**TASK OBJECTIVE:** Would you write out all of the data exactly as it appears below?
(Beginning of GIVEN RECORDS)
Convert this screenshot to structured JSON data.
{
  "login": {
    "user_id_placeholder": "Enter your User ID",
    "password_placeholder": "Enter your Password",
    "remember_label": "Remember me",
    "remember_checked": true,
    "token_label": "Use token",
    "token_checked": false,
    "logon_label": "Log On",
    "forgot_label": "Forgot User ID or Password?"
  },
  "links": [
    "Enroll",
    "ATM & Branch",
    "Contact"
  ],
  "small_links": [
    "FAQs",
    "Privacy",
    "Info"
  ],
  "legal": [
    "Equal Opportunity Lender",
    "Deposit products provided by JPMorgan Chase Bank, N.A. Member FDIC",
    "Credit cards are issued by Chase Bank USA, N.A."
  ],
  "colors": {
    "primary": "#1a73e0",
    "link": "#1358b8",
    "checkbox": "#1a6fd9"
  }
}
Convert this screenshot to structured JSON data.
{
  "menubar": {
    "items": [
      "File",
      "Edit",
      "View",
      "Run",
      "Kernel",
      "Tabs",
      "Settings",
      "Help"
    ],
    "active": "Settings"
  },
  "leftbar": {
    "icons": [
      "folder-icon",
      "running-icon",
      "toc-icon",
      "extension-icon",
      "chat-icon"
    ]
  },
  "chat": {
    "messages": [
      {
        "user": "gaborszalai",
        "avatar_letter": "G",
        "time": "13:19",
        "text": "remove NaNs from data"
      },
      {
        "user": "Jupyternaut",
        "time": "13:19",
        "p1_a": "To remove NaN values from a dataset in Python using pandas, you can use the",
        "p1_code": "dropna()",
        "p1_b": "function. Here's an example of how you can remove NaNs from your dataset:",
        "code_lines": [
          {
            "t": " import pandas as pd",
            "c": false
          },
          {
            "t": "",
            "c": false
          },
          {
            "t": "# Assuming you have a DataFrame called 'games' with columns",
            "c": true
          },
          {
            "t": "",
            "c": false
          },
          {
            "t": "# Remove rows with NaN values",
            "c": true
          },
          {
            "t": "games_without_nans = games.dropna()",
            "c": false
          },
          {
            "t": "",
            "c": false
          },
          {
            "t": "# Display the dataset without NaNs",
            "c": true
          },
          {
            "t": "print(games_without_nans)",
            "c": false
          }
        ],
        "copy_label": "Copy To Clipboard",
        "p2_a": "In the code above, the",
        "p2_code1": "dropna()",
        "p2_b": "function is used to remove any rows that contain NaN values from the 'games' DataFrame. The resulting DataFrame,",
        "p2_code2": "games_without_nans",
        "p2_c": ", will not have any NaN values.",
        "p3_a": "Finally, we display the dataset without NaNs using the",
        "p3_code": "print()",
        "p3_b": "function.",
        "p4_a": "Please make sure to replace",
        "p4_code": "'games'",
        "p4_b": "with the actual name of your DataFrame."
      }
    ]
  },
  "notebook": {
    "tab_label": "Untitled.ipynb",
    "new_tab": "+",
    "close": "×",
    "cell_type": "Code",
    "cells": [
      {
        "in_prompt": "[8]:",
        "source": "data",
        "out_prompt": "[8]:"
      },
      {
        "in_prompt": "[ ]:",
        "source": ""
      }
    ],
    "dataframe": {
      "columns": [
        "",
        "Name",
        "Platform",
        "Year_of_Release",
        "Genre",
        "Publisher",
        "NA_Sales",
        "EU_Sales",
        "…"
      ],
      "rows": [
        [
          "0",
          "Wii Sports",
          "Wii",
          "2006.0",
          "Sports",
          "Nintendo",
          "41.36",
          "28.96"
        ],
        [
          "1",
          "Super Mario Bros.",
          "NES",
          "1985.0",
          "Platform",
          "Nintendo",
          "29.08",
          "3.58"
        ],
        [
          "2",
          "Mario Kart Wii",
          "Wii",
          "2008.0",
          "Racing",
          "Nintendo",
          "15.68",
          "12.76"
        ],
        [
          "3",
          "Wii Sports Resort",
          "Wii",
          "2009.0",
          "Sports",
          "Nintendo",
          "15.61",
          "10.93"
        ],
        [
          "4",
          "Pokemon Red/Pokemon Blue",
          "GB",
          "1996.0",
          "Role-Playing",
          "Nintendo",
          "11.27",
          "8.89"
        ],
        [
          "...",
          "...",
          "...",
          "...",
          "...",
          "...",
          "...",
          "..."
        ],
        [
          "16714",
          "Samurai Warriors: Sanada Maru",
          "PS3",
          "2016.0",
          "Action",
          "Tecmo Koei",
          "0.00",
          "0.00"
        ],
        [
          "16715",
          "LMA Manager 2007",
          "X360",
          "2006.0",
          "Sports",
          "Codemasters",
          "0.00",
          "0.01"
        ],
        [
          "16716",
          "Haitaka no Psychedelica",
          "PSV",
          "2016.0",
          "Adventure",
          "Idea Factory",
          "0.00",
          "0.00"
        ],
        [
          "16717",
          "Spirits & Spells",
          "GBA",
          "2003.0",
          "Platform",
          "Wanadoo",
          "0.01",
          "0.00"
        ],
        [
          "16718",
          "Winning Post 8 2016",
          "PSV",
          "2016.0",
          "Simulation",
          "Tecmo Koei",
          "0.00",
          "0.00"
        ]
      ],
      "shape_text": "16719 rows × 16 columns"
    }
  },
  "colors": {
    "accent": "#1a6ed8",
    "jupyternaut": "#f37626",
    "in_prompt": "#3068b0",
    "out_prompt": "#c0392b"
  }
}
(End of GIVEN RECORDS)
**TASK ANSWER:**
Convert this screenshot to structured JSON data.
{
  "login": {
    "user_id_placeholder": "Enter your User ID",
    "password_placeholder": "Enter your Password",
    "remember_label": "Remember me",
    "remember_checked": true,
    "token_label": "Use token",
    "token_checked": false,
    "logon_label": "Log On",
    "forgot_label": "Forgot User ID or Password?"
  },
  "links": [
    "Enroll",
    "ATM & Branch",
    "Contact"
  ],
  "small_links": [
    "FAQs",
    "Privacy",
    "Info"
  ],
  "legal": [
    "Equal Opportunity Lender",
    "Deposit products provided by JPMorgan Chase Bank, N.A. Member FDIC",
    "Credit cards are issued by Chase Bank USA, N.A."
  ],
  "colors": {
    "primary": "#1a73e0",
    "link": "#1358b8",
    "checkbox": "#1a6fd9"
  }
}
Convert this screenshot to structured JSON data.
{
  "menubar": {
    "items": [
      "File",
      "Edit",
      "View",
      "Run",
      "Kernel",
      "Tabs",
      "Settings",
      "Help"
    ],
    "active": "Settings"
  },
  "leftbar": {
    "icons": [
      "folder-icon",
      "running-icon",
      "toc-icon",
      "extension-icon",
      "chat-icon"
    ]
  },
  "chat": {
    "messages": [
      {
        "user": "gaborszalai",
        "avatar_letter": "G",
        "time": "13:19",
        "text": "remove NaNs from data"
      },
      {
        "user": "Jupyternaut",
        "time": "13:19",
        "p1_a": "To remove NaN values from a dataset in Python using pandas, you can use the",
        "p1_code": "dropna()",
        "p1_b": "function. Here's an example of how you can remove NaNs from your dataset:",
        "code_lines": [
          {
            "t": " import pandas as pd",
            "c": false
          },
          {
            "t": "",
            "c": false
          },
          {
            "t": "# Assuming you have a DataFrame called 'games' with columns",
            "c": true
          },
          {
            "t": "",
            "c": false
          },
          {
            "t": "# Remove rows with NaN values",
            "c": true
          },
          {
            "t": "games_without_nans = games.dropna()",
            "c": false
          },
          {
            "t": "",
            "c": false
          },
          {
            "t": "# Display the dataset without NaNs",
            "c": true
          },
          {
            "t": "print(games_without_nans)",
            "c": false
          }
        ],
        "copy_label": "Copy To Clipboard",
        "p2_a": "In the code above, the",
        "p2_code1": "dropna()",
        "p2_b": "function is used to remove any rows that contain NaN values from the 'games' DataFrame. The resulting DataFrame,",
        "p2_code2": "games_without_nans",
        "p2_c": ", will not have any NaN values.",
        "p3_a": "Finally, we display the dataset without NaNs using the",
        "p3_code": "print()",
        "p3_b": "function.",
        "p4_a": "Please make sure to replace",
        "p4_code": "'games'",
        "p4_b": "with the actual name of your DataFrame."
      }
    ]
  },
  "notebook": {
    "tab_label": "Untitled.ipynb",
    "new_tab": "+",
    "close": "×",
    "cell_type": "Code",
    "cells": [
      {
        "in_prompt": "[8]:",
        "source": "data",
        "out_prompt": "[8]:"
      },
      {
        "in_prompt": "[ ]:",
        "source": ""
      }
    ],
    "dataframe": {
      "columns": [
        "",
        "Name",
        "Platform",
        "Year_of_Release",
        "Genre",
        "Publisher",
        "NA_Sales",
        "EU_Sales",
        "…"
      ],
      "rows": [
        [
          "0",
          "Wii Sports",
          "Wii",
          "2006.0",
          "Sports",
          "Nintendo",
          "41.36",
          "28.96"
        ],
        [
          "1",
          "Super Mario Bros.",
          "NES",
          "1985.0",
          "Platform",
          "Nintendo",
          "29.08",
          "3.58"
        ],
        [
          "2",
          "Mario Kart Wii",
          "Wii",
          "2008.0",
          "Racing",
          "Nintendo",
          "15.68",
          "12.76"
        ],
        [
          "3",
          "Wii Sports Resort",
          "Wii",
          "2009.0",
          "Sports",
          "Nintendo",
          "15.61",
          "10.93"
        ],
        [
          "4",
          "Pokemon Red/Pokemon Blue",
          "GB",
          "1996.0",
          "Role-Playing",
          "Nintendo",
          "11.27",
          "8.89"
        ],
        [
          "...",
          "...",
          "...",
          "...",
          "...",
          "...",
          "...",
          "..."
        ],
        [
          "16714",
          "Samurai Warriors: Sanada Maru",
          "PS3",
          "2016.0",
          "Action",
          "Tecmo Koei",
          "0.00",
          "0.00"
        ],
        [
          "16715",
          "LMA Manager 2007",
          "X360",
          "2006.0",
          "Sports",
          "Codemasters",
          "0.00",
          "0.01"
        ],
        [
          "16716",
          "Haitaka no Psychedelica",
          "PSV",
          "2016.0",
          "Adventure",
          "Idea Factory",
          "0.00",
          "0.00"
        ],
        [
          "16717",
          "Spirits & Spells",
          "GBA",
          "2003.0",
          "Platform",
          "Wanadoo",
          "0.01",
          "0.00"
        ],
        [
          "16718",
          "Winning Post 8 2016",
          "PSV",
          "2016.0",
          "Simulation",
          "Tecmo Koei",
          "0.00",
          "0.00"
        ]
      ],
      "shape_text": "16719 rows × 16 columns"
    }
  },
  "colors": {
    "accent": "#1a6ed8",
    "jupyternaut": "#f37626",
    "in_prompt": "#3068b0",
    "out_prompt": "#c0392b"
  }
}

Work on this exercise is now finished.